Given the centrality of states in the decision-making structures of the global refugee regime, meaningful refugee participation within state delegations could help ensure that its outcomes are better informed by the daily realities of displacement and seen as more legitimate in the eyes of refugees.
The answer is local
Just as the regime needs to address the asymmetries of power that have historically excluded refugees, it must also deliver on commitments in the Grand Bargain to support and empower local actors.
For nearly two decades, we have known that the structures and approaches of international humanitarian responses tend to erode local capacity, while local actors remain best placed to navigate the everyday politics of refugee responses.
In fact, the combination of refugee perspectives and local actor expertise can, as argued by Asylum Access, create meaningful opportunities for change.
This was clearly on display during the onset of the pandemic as local actors demonstrated the ability to navigate the challenges of closed borders, exclusionary policies, and the disproportionate impact of shuttered economies on refugees forced to survive on the margins of societies.
While desirable, localization is neither easy nor uncontested. It goes well beyond directing additional resources to national non-governmental organizations to deliver services.
The results of collaborative research in Kenya and Tanzania, for example, illustrate the range of interests and factors that need to be overcome to address the power imbalances between local and international actors. In Kenya, localization has led to better training for humanitarian workers and an increase in the number of local staff working with international NGOs and sharing their nuanced understanding of local contexts.
But this did not translate into a transfer of power and decision making, as international NGOs remain the key partners of UNHCR, with national NGOs squarely on the periphery. The relationship between international and national NGOs remains profoundly imbalanced, and a missed opportunity to ensure that the expertise and experience of local NGOs are part of a collective response.
Localization means transferring the power to set agendas and make decisions from the exclusive domain of large, international humanitarian actors to include national and local organizations, many of whom have been on the frontlines of humanitarian responses for decades.
It is only through such a shift that the knowledge and expertise of local actors can fully contribute to better protection and solutions, especially in light of very complex and nuanced local and national political realities.
Better solutions will come from amplifying the perspectives of knowledge producers who work closest to the phenomenon of forced displacement, especially that 85% of the world’s refugees are in the low- and middle-income countries in the global South.
A rare opportunity
But meaningful refugee participation and the localization of research, policy and practice alone cannot address the limitations that have long constrained the global refugee regime.
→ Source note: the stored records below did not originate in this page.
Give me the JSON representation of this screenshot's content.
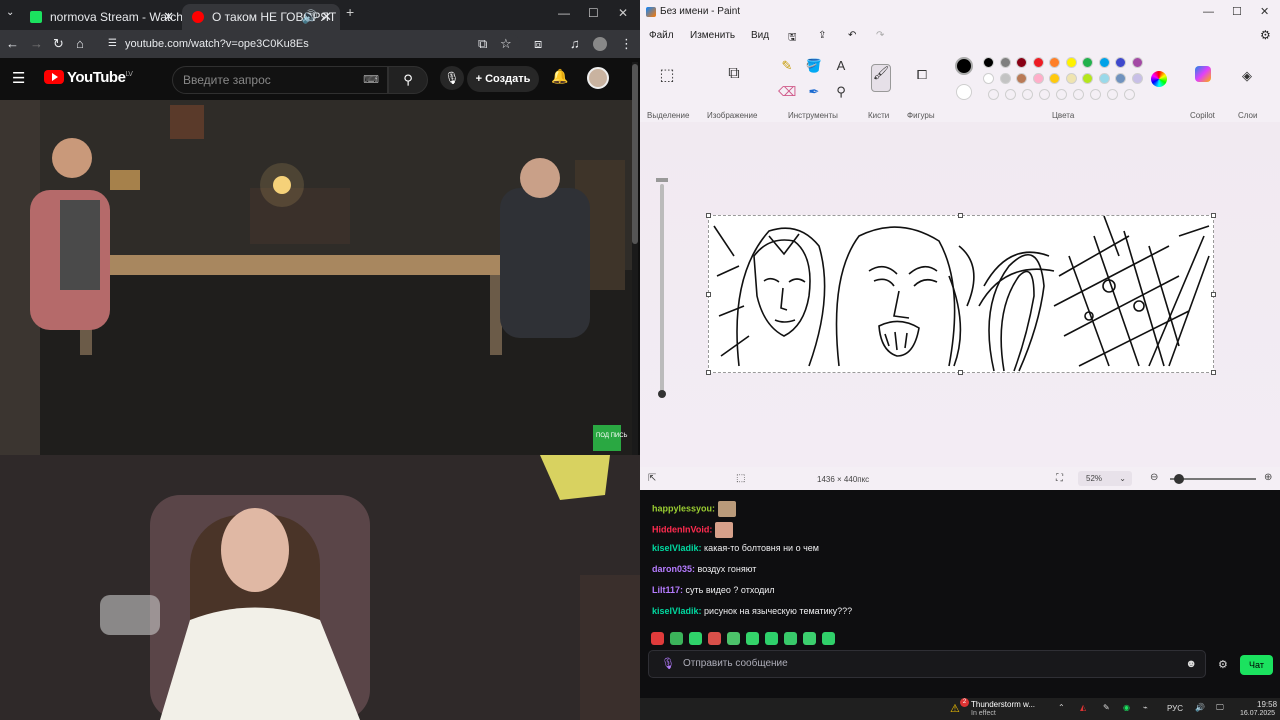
{
  "browser": {
    "tabs": [
      {
        "label": "normova Stream - Watch Live o"
      },
      {
        "label": "О таком НЕ ГОВОРЯТ вслу"
      }
    ],
    "address": "youtube.com/watch?v=ope3C0Ku8Es"
  },
  "youtube": {
    "brand": "YouTube",
    "region": "LV",
    "search_placeholder": "Введите запрос",
    "create_label": "Создать"
  },
  "video": {
    "corner_badge": "ПОД ПИСЬ"
  },
  "paint": {
    "title": "Без имени - Paint",
    "menu": {
      "file": "Файл",
      "edit": "Изменить",
      "view": "Вид"
    },
    "groups": {
      "selection": "Выделение",
      "image": "Изображение",
      "tools": "Инструменты",
      "brushes": "Кисти",
      "shapes": "Фигуры",
      "colors": "Цвета",
      "copilot": "Copilot",
      "layers": "Слои"
    },
    "status": {
      "dimensions": "1436 × 440пкс",
      "zoom": "52%"
    },
    "colors": {
      "row1": [
        "#000000",
        "#7f7f7f",
        "#880015",
        "#ed1c24",
        "#ff7f27",
        "#fff200",
        "#22b14c",
        "#00a2e8",
        "#3f48cc",
        "#a349a4"
      ],
      "row2": [
        "#ffffff",
        "#c3c3c3",
        "#b97a57",
        "#ffaec9",
        "#ffc90e",
        "#efe4b0",
        "#b5e61d",
        "#99d9ea",
        "#7092be",
        "#c8bfe7"
      ]
    }
  },
  "chat": {
    "messages": [
      {
        "user": "happylessyou:",
        "color": "#9acd32",
        "text": ""
      },
      {
        "user": "HiddenInVoid:",
        "color": "#ff2b4f",
        "text": ""
      },
      {
        "user": "kiselVladik:",
        "color": "#00d9a0",
        "text": "какая-то болтовня ни о чем"
      },
      {
        "user": "daron035:",
        "color": "#b57cff",
        "text": "воздух гоняют"
      },
      {
        "user": "Lilt117:",
        "color": "#b57cff",
        "text": "суть видео ? отходил"
      },
      {
        "user": "kiselVladik:",
        "color": "#00d9a0",
        "text": "рисунок на языческую тематику???"
      }
    ],
    "input_placeholder": "Отправить сообщение",
    "send_label": "Чат"
  },
  "taskbar": {
    "weather_title": "Thunderstorm w...",
    "weather_sub": "In effect",
    "weather_badge": "2",
    "language": "РУС",
    "time": "19:58",
    "date": "16.07.2025"
  }
}
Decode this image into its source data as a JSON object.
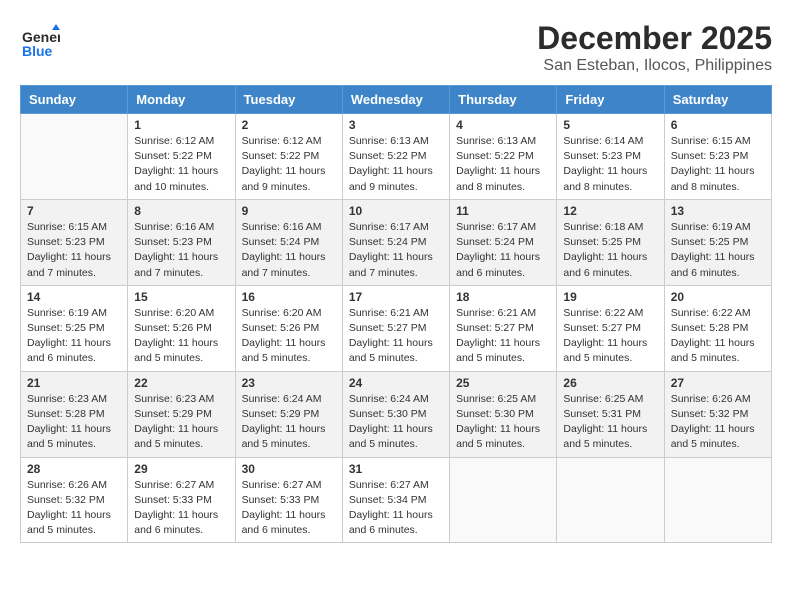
{
  "logo": {
    "line1": "General",
    "line2": "Blue"
  },
  "title": "December 2025",
  "subtitle": "San Esteban, Ilocos, Philippines",
  "weekdays": [
    "Sunday",
    "Monday",
    "Tuesday",
    "Wednesday",
    "Thursday",
    "Friday",
    "Saturday"
  ],
  "weeks": [
    [
      {
        "day": "",
        "empty": true
      },
      {
        "day": "1",
        "sunrise": "6:12 AM",
        "sunset": "5:22 PM",
        "daylight": "11 hours and 10 minutes."
      },
      {
        "day": "2",
        "sunrise": "6:12 AM",
        "sunset": "5:22 PM",
        "daylight": "11 hours and 9 minutes."
      },
      {
        "day": "3",
        "sunrise": "6:13 AM",
        "sunset": "5:22 PM",
        "daylight": "11 hours and 9 minutes."
      },
      {
        "day": "4",
        "sunrise": "6:13 AM",
        "sunset": "5:22 PM",
        "daylight": "11 hours and 8 minutes."
      },
      {
        "day": "5",
        "sunrise": "6:14 AM",
        "sunset": "5:23 PM",
        "daylight": "11 hours and 8 minutes."
      },
      {
        "day": "6",
        "sunrise": "6:15 AM",
        "sunset": "5:23 PM",
        "daylight": "11 hours and 8 minutes."
      }
    ],
    [
      {
        "day": "7",
        "sunrise": "6:15 AM",
        "sunset": "5:23 PM",
        "daylight": "11 hours and 7 minutes."
      },
      {
        "day": "8",
        "sunrise": "6:16 AM",
        "sunset": "5:23 PM",
        "daylight": "11 hours and 7 minutes."
      },
      {
        "day": "9",
        "sunrise": "6:16 AM",
        "sunset": "5:24 PM",
        "daylight": "11 hours and 7 minutes."
      },
      {
        "day": "10",
        "sunrise": "6:17 AM",
        "sunset": "5:24 PM",
        "daylight": "11 hours and 7 minutes."
      },
      {
        "day": "11",
        "sunrise": "6:17 AM",
        "sunset": "5:24 PM",
        "daylight": "11 hours and 6 minutes."
      },
      {
        "day": "12",
        "sunrise": "6:18 AM",
        "sunset": "5:25 PM",
        "daylight": "11 hours and 6 minutes."
      },
      {
        "day": "13",
        "sunrise": "6:19 AM",
        "sunset": "5:25 PM",
        "daylight": "11 hours and 6 minutes."
      }
    ],
    [
      {
        "day": "14",
        "sunrise": "6:19 AM",
        "sunset": "5:25 PM",
        "daylight": "11 hours and 6 minutes."
      },
      {
        "day": "15",
        "sunrise": "6:20 AM",
        "sunset": "5:26 PM",
        "daylight": "11 hours and 5 minutes."
      },
      {
        "day": "16",
        "sunrise": "6:20 AM",
        "sunset": "5:26 PM",
        "daylight": "11 hours and 5 minutes."
      },
      {
        "day": "17",
        "sunrise": "6:21 AM",
        "sunset": "5:27 PM",
        "daylight": "11 hours and 5 minutes."
      },
      {
        "day": "18",
        "sunrise": "6:21 AM",
        "sunset": "5:27 PM",
        "daylight": "11 hours and 5 minutes."
      },
      {
        "day": "19",
        "sunrise": "6:22 AM",
        "sunset": "5:27 PM",
        "daylight": "11 hours and 5 minutes."
      },
      {
        "day": "20",
        "sunrise": "6:22 AM",
        "sunset": "5:28 PM",
        "daylight": "11 hours and 5 minutes."
      }
    ],
    [
      {
        "day": "21",
        "sunrise": "6:23 AM",
        "sunset": "5:28 PM",
        "daylight": "11 hours and 5 minutes."
      },
      {
        "day": "22",
        "sunrise": "6:23 AM",
        "sunset": "5:29 PM",
        "daylight": "11 hours and 5 minutes."
      },
      {
        "day": "23",
        "sunrise": "6:24 AM",
        "sunset": "5:29 PM",
        "daylight": "11 hours and 5 minutes."
      },
      {
        "day": "24",
        "sunrise": "6:24 AM",
        "sunset": "5:30 PM",
        "daylight": "11 hours and 5 minutes."
      },
      {
        "day": "25",
        "sunrise": "6:25 AM",
        "sunset": "5:30 PM",
        "daylight": "11 hours and 5 minutes."
      },
      {
        "day": "26",
        "sunrise": "6:25 AM",
        "sunset": "5:31 PM",
        "daylight": "11 hours and 5 minutes."
      },
      {
        "day": "27",
        "sunrise": "6:26 AM",
        "sunset": "5:32 PM",
        "daylight": "11 hours and 5 minutes."
      }
    ],
    [
      {
        "day": "28",
        "sunrise": "6:26 AM",
        "sunset": "5:32 PM",
        "daylight": "11 hours and 5 minutes."
      },
      {
        "day": "29",
        "sunrise": "6:27 AM",
        "sunset": "5:33 PM",
        "daylight": "11 hours and 6 minutes."
      },
      {
        "day": "30",
        "sunrise": "6:27 AM",
        "sunset": "5:33 PM",
        "daylight": "11 hours and 6 minutes."
      },
      {
        "day": "31",
        "sunrise": "6:27 AM",
        "sunset": "5:34 PM",
        "daylight": "11 hours and 6 minutes."
      },
      {
        "day": "",
        "empty": true
      },
      {
        "day": "",
        "empty": true
      },
      {
        "day": "",
        "empty": true
      }
    ]
  ]
}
The current regime contains deep flaws: cooperation is discretionary, not reliable; its core institution, the UNHCR, has a non-political mandate, while the dynamics of displacement are deeply political; and the governance of displacement is weak, allowing states to use humanitarian responses as a substitute for addressing root causes.
The COVID-19 pandemic has amplified the consequences of these limitations. But it has also highlighted where and how change may be realized, while clearly demonstrating how facile efforts at containment and isolationism really are.
If ever there was a moment to recognize and reinforce the need for collective and inclusive action to address issues of shared concern, that time is now.
Let’s be sure to seize this opportunity that comes in the guise of a terrible pandemic.Print